The garden at Yews Farm was started in 1997 by Louise and Fergus Dowding , they started with a blank canvas only retaining the existing apple trees in this beautiful walled space. Beds are block planted as they believe this makes maintenance easier, it is one of the best approaches in our gardens at home which so few of us fail to achieve because buying 9 plants at a time of only one sort feels rather too extravagant.

Keeping maintenance low is key to Fergus and Louise; beds are not dug and well rotted manure is added to all beds annually. By keeping the soil healthy you improve the health of your plants “for a plant to thrive, the soil must be alive”.
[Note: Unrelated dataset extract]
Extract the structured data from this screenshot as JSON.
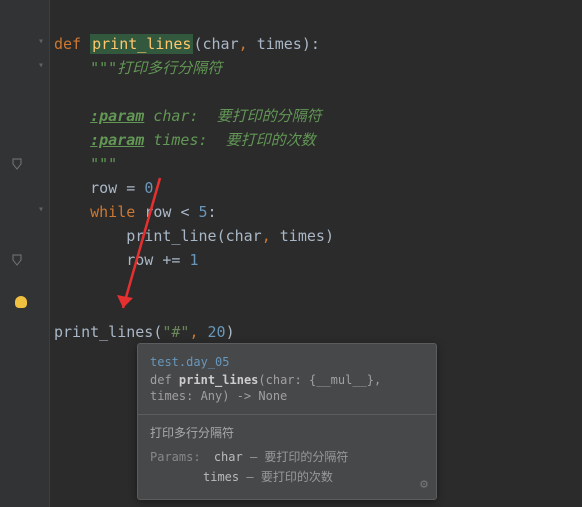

Plants are not only chosen for their colour but also for their form, for example clipped shapes, Hydrangea quercifolia, Hydrangea ‘Annabelle’, ferns, Dracunculus, Paulonia, Yucca, Globe artichoke, Helleborus corsicus, Eryngium, Euphorbia mellifera, Eucomis (most of these were in the gravel ‘jungle’ garden).

Self seeding is allowed in this garden as this does reduce maintenance however Louise is ruthless, if a plant fails it will not be replaced similarly if a plant is not quite right, it will not be kept either. A hidden away cutting garden might be a place for those outcasts! Good plants for self seeding include Eryngium ‘Miss Willmott’s Ghost’, Allium Christophii and Hellebores.

Other plants that impressed were:
Ligusticum lucidum Rosa ‘Eden’ (cream, pink, green) – a recent French bred climbing rose
Iris ‘Kent Pride’ (lovely blue tinge to base of leaves)
Rosa ‘Hot Chocolate’ (dark rusty orange / red with different interesting tones)

Tips shared with us by Fergus:
1. Hostas tend to stay slug free if grown on gravel but where their leaves are not touching other plants (which creates a slug bridge).
2. Manure from silage fed cows tends to be less weedy than field grazing cows
3. Louise is using horticultural grade Neam oil insecticide / soap against box blight

  

Art and glamping

June 26th, 2013

Glastonbury Festival kicks off today, I have installed some of my larger willow forms throughout one of the exclusive camp sites just outside the fence.  These special ‘glamping’ guests will each have with their own magical garden areas complete with local willow art work.